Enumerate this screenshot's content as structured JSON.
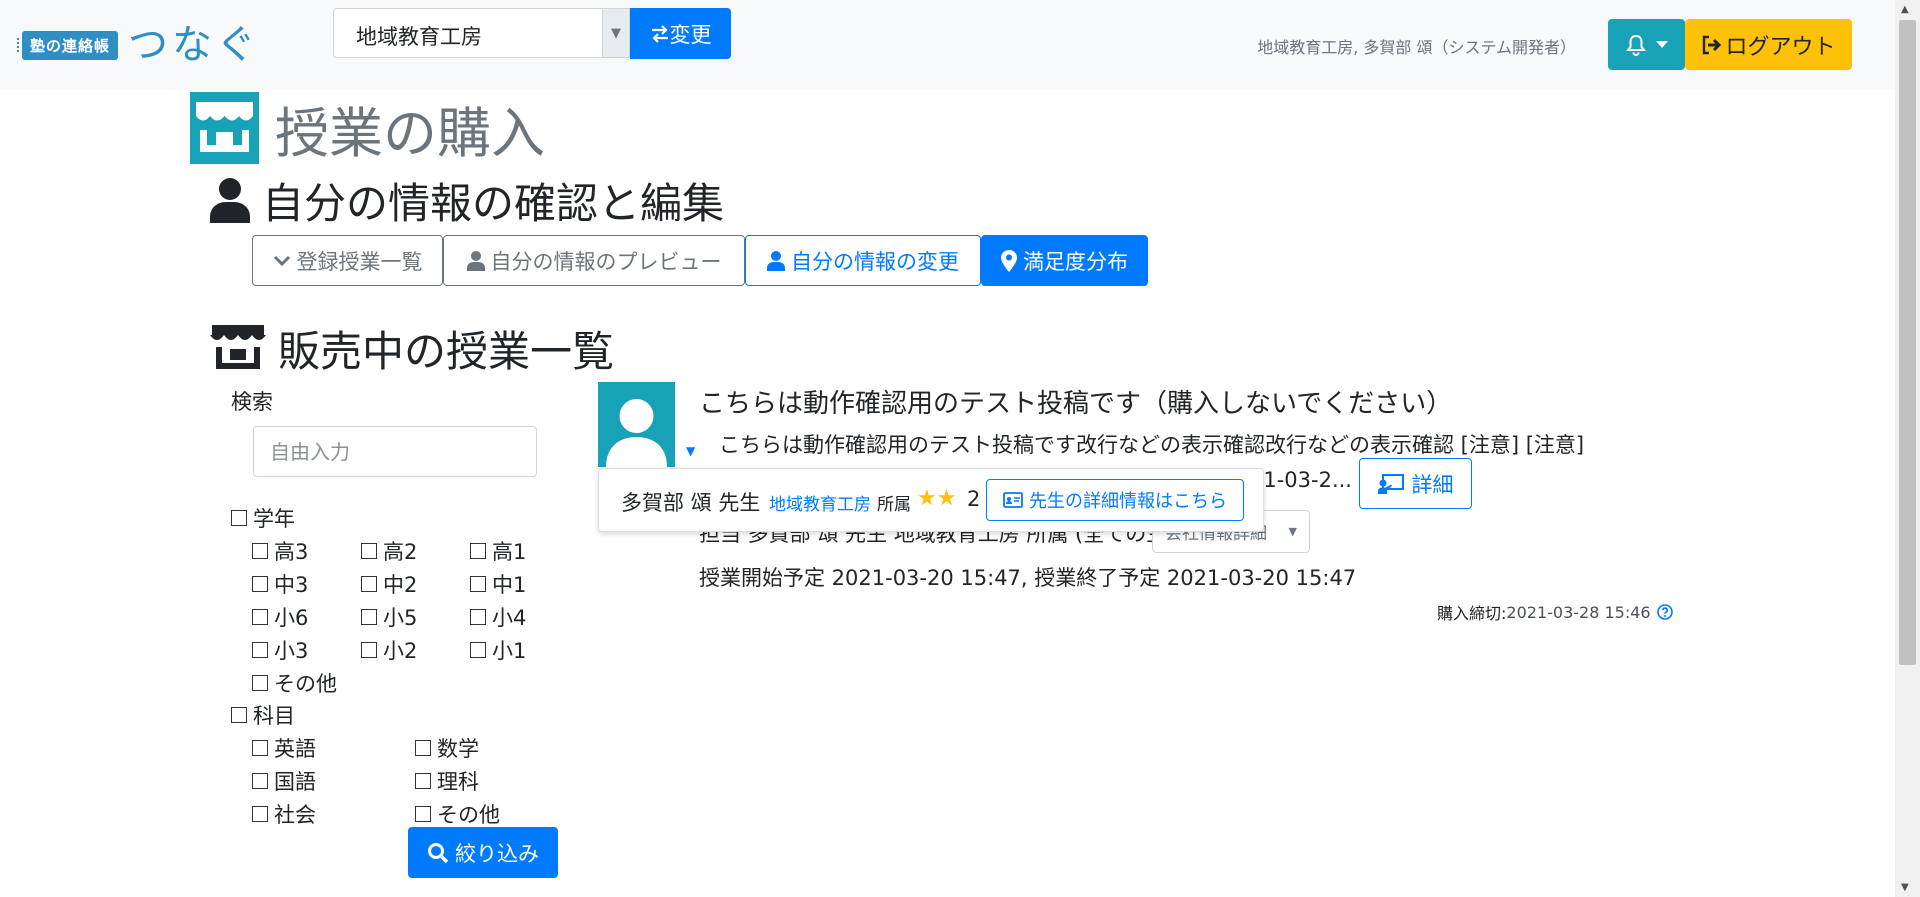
{
  "app": {
    "logo_badge": "塾の連絡帳",
    "logo_name": "つなぐ"
  },
  "navbar": {
    "org_select_value": "地域教育工房",
    "change_label": "変更",
    "user_info": "地域教育工房, 多賀部 頌（システム開発者）",
    "logout_label": "ログアウト"
  },
  "page": {
    "title": "授業の購入",
    "section_profile": "自分の情報の確認と編集",
    "section_listing": "販売中の授業一覧"
  },
  "tabs": {
    "registered": "登録授業一覧",
    "preview": "自分の情報のプレビュー",
    "edit": "自分の情報の変更",
    "satisfaction": "満足度分布"
  },
  "search": {
    "label": "検索",
    "placeholder": "自由入力",
    "grade_label": "学年",
    "grades": [
      "高3",
      "高2",
      "高1",
      "中3",
      "中2",
      "中1",
      "小6",
      "小5",
      "小4",
      "小3",
      "小2",
      "小1",
      "その他"
    ],
    "subject_label": "科目",
    "subjects": [
      "英語",
      "数学",
      "国語",
      "理科",
      "社会",
      "その他"
    ],
    "filter_label": "絞り込み"
  },
  "listing": {
    "title": "こちらは動作確認用のテスト投稿です（購入しないでください）",
    "description": "こちらは動作確認用のテスト投稿です改行などの表示確認改行などの表示確認 [注意] [注意]",
    "date_fragment": "21-03-2...",
    "detail_label": "詳細",
    "teacher_line": "担当 多賀部 頌 先生 地域教育工房 所属 (全ての生徒)",
    "company_select": "会社情報詳細",
    "schedule": "授業開始予定 2021-03-20 15:47, 授業終了予定 2021-03-20 15:47",
    "deadline_label": "購入締切:",
    "deadline_value": "2021-03-28 15:46"
  },
  "popover": {
    "teacher_name": "多賀部 頌 先生",
    "org": "地域教育工房",
    "belong": "所属",
    "stars": "★★",
    "score": "2",
    "teacher_detail_label": "先生の詳細情報はこちら"
  },
  "colors": {
    "primary": "#007bff",
    "info": "#17a2b8",
    "warning": "#ffc107",
    "brand": "#2f8fc4"
  }
}
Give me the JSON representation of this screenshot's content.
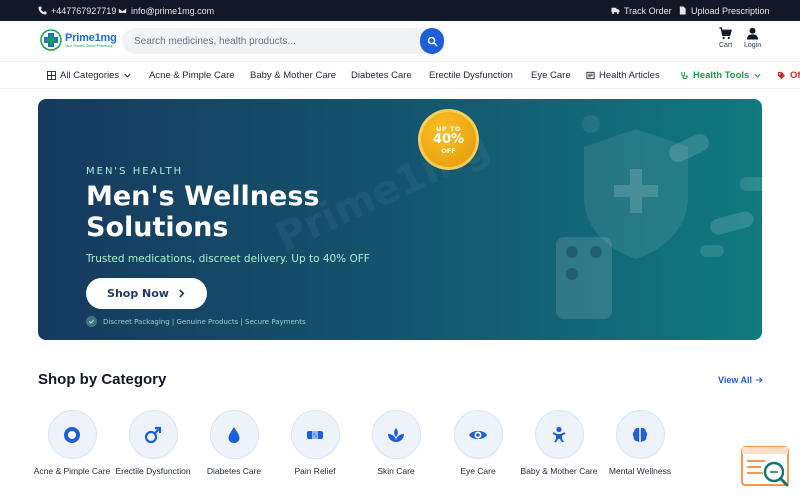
{
  "topbar": {
    "phone": "+447767927719",
    "email": "info@prime1mg.com",
    "track_order": "Track Order",
    "upload_prescription": "Upload Prescription"
  },
  "header": {
    "logo_name": "Prime1mg",
    "logo_tagline": "Your Trusted Online Pharmacy",
    "search_placeholder": "Search medicines, health products...",
    "cart_label": "Cart",
    "login_label": "Login"
  },
  "nav": {
    "all_categories": "All Categories",
    "items": [
      "Acne & Pimple Care",
      "Baby & Mother Care",
      "Diabetes Care",
      "Erectile Dysfunction",
      "Eye Care"
    ],
    "health_articles": "Health Articles",
    "health_tools": "Health Tools",
    "offers": "Offers"
  },
  "hero": {
    "eyebrow": "MEN'S HEALTH",
    "title": "Men's Wellness Solutions",
    "subtitle": "Trusted medications, discreet delivery. Up to 40% OFF",
    "cta": "Shop Now",
    "trust": "Discreet Packaging | Genuine Products | Secure Payments",
    "badge_top": "UP TO",
    "badge_value": "40%",
    "badge_bottom": "OFF",
    "watermark": "Prime1mg"
  },
  "categories": {
    "title": "Shop by Category",
    "view_all": "View All",
    "items": [
      {
        "label": "Acne & Pimple Care",
        "icon": "dot-circle-icon"
      },
      {
        "label": "Erectile Dysfunction",
        "icon": "mars-icon"
      },
      {
        "label": "Diabetes Care",
        "icon": "droplet-icon"
      },
      {
        "label": "Pain Relief",
        "icon": "bandage-icon"
      },
      {
        "label": "Skin Care",
        "icon": "spa-icon"
      },
      {
        "label": "Eye Care",
        "icon": "eye-icon"
      },
      {
        "label": "Baby & Mother Care",
        "icon": "baby-icon"
      },
      {
        "label": "Mental Wellness",
        "icon": "brain-icon"
      }
    ]
  },
  "colors": {
    "brand_blue": "#1d5fd8",
    "brand_green": "#16a34a",
    "topbar": "#111827",
    "hero_start": "#163a5f",
    "hero_end": "#107a7f",
    "badge": "#f2b01e"
  }
}
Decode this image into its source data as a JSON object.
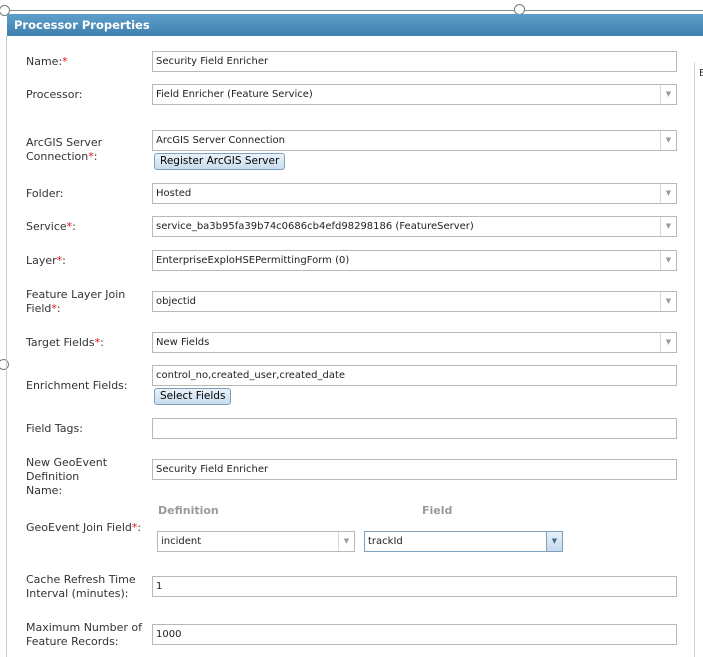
{
  "dialog": {
    "title": "Processor Properties"
  },
  "side_panel": {
    "letter": "E"
  },
  "form": {
    "name": {
      "label": "Name:",
      "required": "*",
      "value": "Security Field Enricher"
    },
    "processor": {
      "label": "Processor:",
      "value": "Field Enricher (Feature Service)"
    },
    "server_connection": {
      "label_line1": "ArcGIS Server",
      "label_line2": "Connection",
      "required": "*",
      "label_suffix": ":",
      "value": "ArcGIS Server Connection",
      "button": "Register ArcGIS Server"
    },
    "folder": {
      "label": "Folder:",
      "value": "Hosted"
    },
    "service": {
      "label": "Service",
      "required": "*",
      "label_suffix": ":",
      "value": "service_ba3b95fa39b74c0686cb4efd98298186 (FeatureServer)"
    },
    "layer": {
      "label": "Layer",
      "required": "*",
      "label_suffix": ":",
      "value": "EnterpriseExploHSEPermittingForm (0)"
    },
    "join_field": {
      "label_line1": "Feature Layer Join",
      "label_line2": "Field",
      "required": "*",
      "label_suffix": ":",
      "value": "objectid"
    },
    "target_fields": {
      "label": "Target Fields",
      "required": "*",
      "label_suffix": ":",
      "value": "New Fields"
    },
    "enrichment_fields": {
      "label": "Enrichment Fields:",
      "value": "control_no,created_user,created_date",
      "button": "Select Fields"
    },
    "field_tags": {
      "label": "Field Tags:",
      "value": ""
    },
    "geoevent_def_name": {
      "label_line1": "New GeoEvent Definition",
      "label_line2": "Name:",
      "value": "Security Field Enricher"
    },
    "geoevent_join": {
      "label": "GeoEvent Join Field",
      "required": "*",
      "label_suffix": ":",
      "definition_header": "Definition",
      "field_header": "Field",
      "definition_value": "incident",
      "field_value": "trackId"
    },
    "cache_refresh": {
      "label_line1": "Cache Refresh Time",
      "label_line2": "Interval (minutes):",
      "value": "1"
    },
    "max_records": {
      "label_line1": "Maximum Number of",
      "label_line2": "Feature Records:",
      "value": "1000"
    }
  },
  "icons": {
    "dropdown": "chevron-down-icon",
    "resize_handle": "resize-handle"
  },
  "colors": {
    "titlebar": "#4a8bbb",
    "required": "#e0101a",
    "button": "#d6e6f4"
  }
}
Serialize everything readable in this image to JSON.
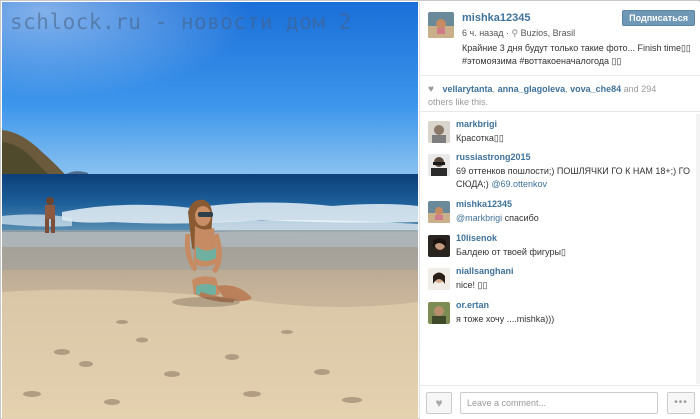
{
  "watermark": "schlock.ru - новости дом 2",
  "post": {
    "username": "mishka12345",
    "follow_label": "Подписаться",
    "time": "6 ч. назад",
    "location": "Buzios, Brasil",
    "caption": "Крайние 3 дня будут только такие фото... Finish time▯▯ #этомоязима #воттакоеначалогода ▯▯"
  },
  "likes": {
    "users": [
      "vellarytanta",
      "anna_glagoleva",
      "vova_che84"
    ],
    "and_text": "and 294",
    "suffix": "others like this."
  },
  "comments": [
    {
      "user": "markbrigi",
      "text": "Красотка▯▯"
    },
    {
      "user": "russiastrong2015",
      "text": "69 оттенков пошлости;) ПОШЛЯЧКИ ГО К НАМ 18+;) ГО СЮДА;)",
      "mention": "@69.ottenkov"
    },
    {
      "user": "mishka12345",
      "mention": "@markbrigi",
      "text": "спасибо"
    },
    {
      "user": "10lisenok",
      "text": "Балдею от твоей фигуры▯"
    },
    {
      "user": "niallsanghani",
      "text": "nice! ▯▯"
    },
    {
      "user": "or.ertan",
      "text": "я тоже хочу ....mishka)))"
    }
  ],
  "footer": {
    "comment_placeholder": "Leave a comment...",
    "more_label": "•••"
  },
  "icons": {
    "like": "heart-icon",
    "location": "pin-icon",
    "more": "ellipsis-icon"
  }
}
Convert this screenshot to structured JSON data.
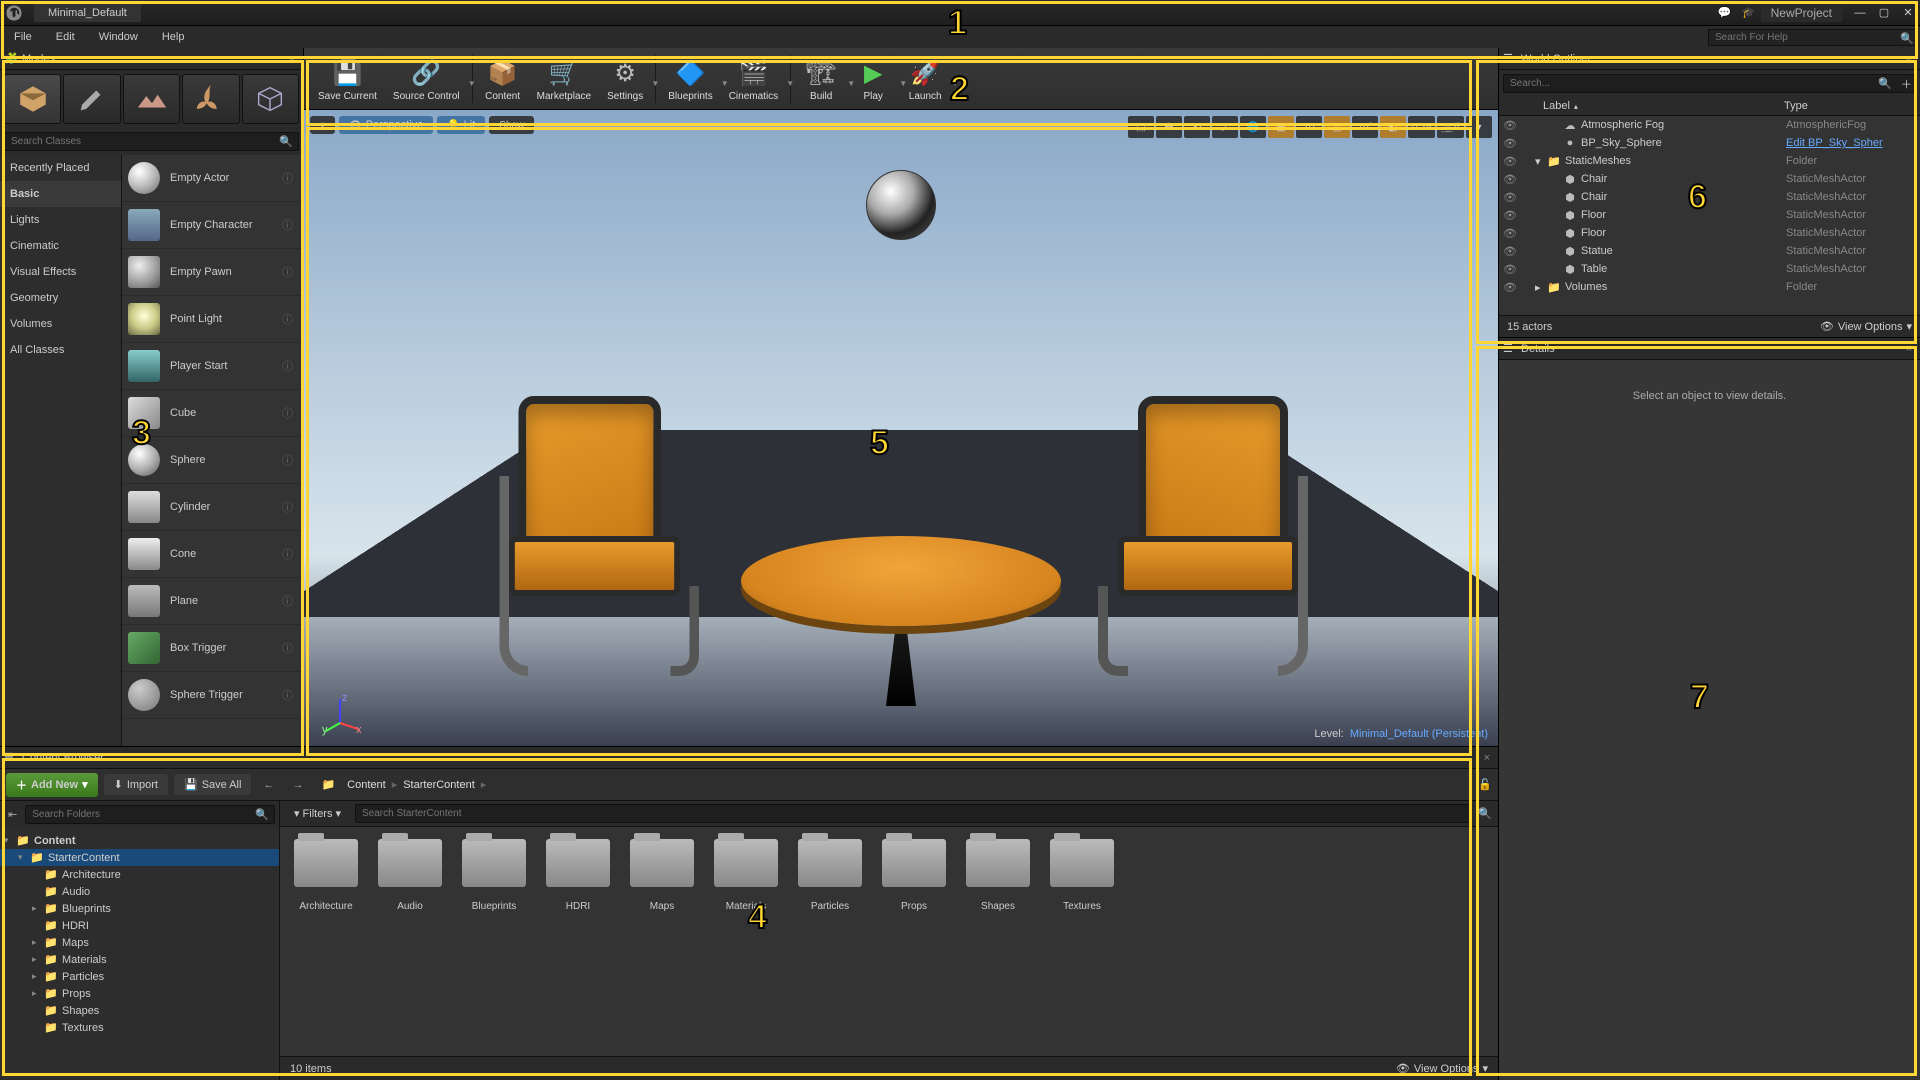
{
  "title_tab": "Minimal_Default",
  "project_name": "NewProject",
  "help_search_ph": "Search For Help",
  "menu": [
    "File",
    "Edit",
    "Window",
    "Help"
  ],
  "modes_panel": {
    "title": "Modes",
    "search_ph": "Search Classes",
    "categories": [
      "Recently Placed",
      "Basic",
      "Lights",
      "Cinematic",
      "Visual Effects",
      "Geometry",
      "Volumes",
      "All Classes"
    ],
    "selected_category": "Basic",
    "actors": [
      "Empty Actor",
      "Empty Character",
      "Empty Pawn",
      "Point Light",
      "Player Start",
      "Cube",
      "Sphere",
      "Cylinder",
      "Cone",
      "Plane",
      "Box Trigger",
      "Sphere Trigger"
    ]
  },
  "toolbar": [
    {
      "label": "Save Current",
      "dd": false
    },
    {
      "label": "Source Control",
      "dd": true
    },
    {
      "label": "Content",
      "dd": false,
      "sep": true
    },
    {
      "label": "Marketplace",
      "dd": false
    },
    {
      "label": "Settings",
      "dd": true
    },
    {
      "label": "Blueprints",
      "dd": true,
      "sep": true
    },
    {
      "label": "Cinematics",
      "dd": true
    },
    {
      "label": "Build",
      "dd": true,
      "sep": true
    },
    {
      "label": "Play",
      "dd": true
    },
    {
      "label": "Launch",
      "dd": true
    }
  ],
  "viewport": {
    "perspective": "Perspective",
    "lit": "Lit",
    "show": "Show",
    "grid_snap": "10",
    "angle_snap": "10°",
    "scale_snap": "0.25",
    "cam_speed": "4",
    "level_label": "Level:",
    "level_name": "Minimal_Default (Persistent)"
  },
  "outliner": {
    "title": "World Outliner",
    "search_ph": "Search...",
    "col_label": "Label",
    "col_type": "Type",
    "rows": [
      {
        "indent": 1,
        "icon": "cloud",
        "label": "Atmospheric Fog",
        "type": "AtmosphericFog"
      },
      {
        "indent": 1,
        "icon": "sphere",
        "label": "BP_Sky_Sphere",
        "type": "Edit BP_Sky_Spher",
        "link": true
      },
      {
        "indent": 0,
        "icon": "folder",
        "arrow": "▾",
        "label": "StaticMeshes",
        "type": "Folder"
      },
      {
        "indent": 1,
        "icon": "mesh",
        "label": "Chair",
        "type": "StaticMeshActor"
      },
      {
        "indent": 1,
        "icon": "mesh",
        "label": "Chair",
        "type": "StaticMeshActor"
      },
      {
        "indent": 1,
        "icon": "mesh",
        "label": "Floor",
        "type": "StaticMeshActor"
      },
      {
        "indent": 1,
        "icon": "mesh",
        "label": "Floor",
        "type": "StaticMeshActor"
      },
      {
        "indent": 1,
        "icon": "mesh",
        "label": "Statue",
        "type": "StaticMeshActor"
      },
      {
        "indent": 1,
        "icon": "mesh",
        "label": "Table",
        "type": "StaticMeshActor"
      },
      {
        "indent": 0,
        "icon": "folder",
        "arrow": "▸",
        "label": "Volumes",
        "type": "Folder"
      }
    ],
    "footer_count": "15 actors",
    "view_options": "View Options"
  },
  "details": {
    "title": "Details",
    "empty": "Select an object to view details."
  },
  "content_browser": {
    "title": "Content Browser",
    "add_new": "Add New",
    "import": "Import",
    "save_all": "Save All",
    "breadcrumb": [
      "Content",
      "StarterContent"
    ],
    "search_folders_ph": "Search Folders",
    "filters": "Filters",
    "search_content_ph": "Search StarterContent",
    "tree_root": "Content",
    "tree": [
      {
        "label": "StarterContent",
        "indent": 1,
        "sel": true,
        "open": true
      },
      {
        "label": "Architecture",
        "indent": 2
      },
      {
        "label": "Audio",
        "indent": 2
      },
      {
        "label": "Blueprints",
        "indent": 2,
        "arrow": "▸"
      },
      {
        "label": "HDRI",
        "indent": 2
      },
      {
        "label": "Maps",
        "indent": 2,
        "arrow": "▸"
      },
      {
        "label": "Materials",
        "indent": 2,
        "arrow": "▸"
      },
      {
        "label": "Particles",
        "indent": 2,
        "arrow": "▸"
      },
      {
        "label": "Props",
        "indent": 2,
        "arrow": "▸"
      },
      {
        "label": "Shapes",
        "indent": 2
      },
      {
        "label": "Textures",
        "indent": 2
      }
    ],
    "folders": [
      "Architecture",
      "Audio",
      "Blueprints",
      "HDRI",
      "Maps",
      "Materials",
      "Particles",
      "Props",
      "Shapes",
      "Textures"
    ],
    "item_count": "10 items",
    "view_options": "View Options"
  },
  "annotations": {
    "1": "1",
    "2": "2",
    "3": "3",
    "4": "4",
    "5": "5",
    "6": "6",
    "7": "7"
  }
}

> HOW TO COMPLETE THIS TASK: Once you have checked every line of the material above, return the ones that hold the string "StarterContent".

> ANSWER BOX:
      "StarterContent"
    "search_content_ph": "Search StarterContent",
        "label": "StarterContent",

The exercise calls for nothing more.